Trees also help perpetuate the water cycle by returning water vapor back into the atmosphere. Without trees to fill these roles, many former forest lands can quickly become barren deserts and on hill tops, this effect will be exacerbated even further thanks to the slope, that due to gravity speed up the process of surface run off. Also, trees they have big roots that hold the soil on the hill and the leafs protect the soil from the impact of rain drops. So, without trees and no roots, soil erosion will has increased by water run off and its route down a hillside as soon as a major weather event will take place.
The Langhe of Piedmont is also a very touristic area, this has resulted in the intense building of villas and touristic constructions (Hotels, B+B, agro-touristic compounds etc.).
Such buildings are often placed near vineyards or inside wine making estates removing big amounts of soil and constructing roads, paved areas etc. which inturn increases the rainwater runoff during weather events such storms. If the water runoff is directed inside or nearby vines areas can damage heavily the vineyards.
Long term impacts
• Permanent change of the morphology of the landscape
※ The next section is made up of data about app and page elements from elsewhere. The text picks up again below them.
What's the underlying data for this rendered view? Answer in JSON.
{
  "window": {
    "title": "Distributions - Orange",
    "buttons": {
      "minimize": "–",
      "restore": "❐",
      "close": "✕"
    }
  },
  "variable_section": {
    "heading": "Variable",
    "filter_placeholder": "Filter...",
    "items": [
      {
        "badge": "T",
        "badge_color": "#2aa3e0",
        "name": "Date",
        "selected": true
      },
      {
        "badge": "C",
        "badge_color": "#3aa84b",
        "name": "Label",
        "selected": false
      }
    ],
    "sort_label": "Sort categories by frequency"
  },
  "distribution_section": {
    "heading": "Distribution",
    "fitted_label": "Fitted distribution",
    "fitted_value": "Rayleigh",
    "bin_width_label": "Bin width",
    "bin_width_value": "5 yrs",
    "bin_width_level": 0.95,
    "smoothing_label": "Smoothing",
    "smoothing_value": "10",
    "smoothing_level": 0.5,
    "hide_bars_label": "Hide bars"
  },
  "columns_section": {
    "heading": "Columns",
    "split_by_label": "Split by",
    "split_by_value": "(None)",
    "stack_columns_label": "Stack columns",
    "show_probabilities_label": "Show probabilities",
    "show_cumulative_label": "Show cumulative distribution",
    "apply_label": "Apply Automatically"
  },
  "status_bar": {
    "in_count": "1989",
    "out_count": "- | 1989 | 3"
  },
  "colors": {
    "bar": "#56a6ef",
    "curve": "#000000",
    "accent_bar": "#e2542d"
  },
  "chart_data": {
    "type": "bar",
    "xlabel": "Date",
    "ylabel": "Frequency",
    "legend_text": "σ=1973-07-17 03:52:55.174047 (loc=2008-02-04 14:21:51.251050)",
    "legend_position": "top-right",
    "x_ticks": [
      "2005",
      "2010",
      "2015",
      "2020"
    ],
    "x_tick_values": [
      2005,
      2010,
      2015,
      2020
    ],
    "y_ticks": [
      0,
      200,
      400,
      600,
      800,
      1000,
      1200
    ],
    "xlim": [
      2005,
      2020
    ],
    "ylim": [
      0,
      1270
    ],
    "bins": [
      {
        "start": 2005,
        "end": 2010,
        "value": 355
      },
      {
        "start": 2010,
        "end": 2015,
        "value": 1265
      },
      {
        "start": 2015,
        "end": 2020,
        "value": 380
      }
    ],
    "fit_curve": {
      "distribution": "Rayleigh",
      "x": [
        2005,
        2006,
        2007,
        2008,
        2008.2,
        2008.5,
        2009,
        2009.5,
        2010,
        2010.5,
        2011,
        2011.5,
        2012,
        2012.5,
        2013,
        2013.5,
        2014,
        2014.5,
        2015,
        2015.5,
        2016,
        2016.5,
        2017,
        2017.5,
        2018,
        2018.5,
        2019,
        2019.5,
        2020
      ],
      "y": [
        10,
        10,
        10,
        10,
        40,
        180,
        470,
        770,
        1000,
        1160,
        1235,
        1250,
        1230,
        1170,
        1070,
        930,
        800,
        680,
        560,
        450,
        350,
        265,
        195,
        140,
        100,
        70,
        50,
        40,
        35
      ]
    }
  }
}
• Euthrophication of freshwater courses
• Periodic landslides
• Permanent loss of farmland
• Permanent loss of crop yields
• Economic damage
• Damage to the local community
• Soil compaction
• Loss of local wildlife habitat
• Permanent loss of soil biodiversity
• Disruption of streams ecology
• Increase of water treatment costs
• Damage to public health
• Recurrent flooding
Risks and uncertainties
Table 1.1. Human-induced Soil Degradation in Europe1 (M ha)
Best Management Practices to combat the effects:
• Construct diversion ditches to break up slopes and reduce water flow through your vineyard.
• Use grassed field borders and headlands of adequate width to filter out soil particles carried with runoff.
• Plant vineyard rows across the slope to break up water flow.
• Use grassed waterways in areas of concentrated flow.
• Subsurface drainage tiles may reduce surface flow.
• Subsoiling to break up compacted soil layers can increase infiltration and reduce surface ponding.
• Use permanent cover crops or straw mulch in row middles to absorb the force of raindrops hitting the bare soil.
• Avoid repeated tillage.
• In tilled row middles, use seeded cover crops to control erosion from fall to spring.
• Control gullies before they grow.
• Install temporary barriers during soil disturbance (e.g. following planting) to retard sediment flow.
• Consult with Soil and Water Conservation District (SWCD) and Natural Resources Conservation Service professionals (or other engineers) to identify potential problems before planting and laying out a vineyard.
• On irrigated sites, use drip irrigation and avoid over-irrigation by adjusting timing and rates to match vine demand and soil water-holding capacity.
JRC European commission- Land management and natural hazard unit,Soil erosion and risk assessment in Italy [online]. Available from: https://eusoils.jrc.ec.europa.eu/esdb_archive/serae/grimm/italia/start.htm [Accessed 14 May 2011]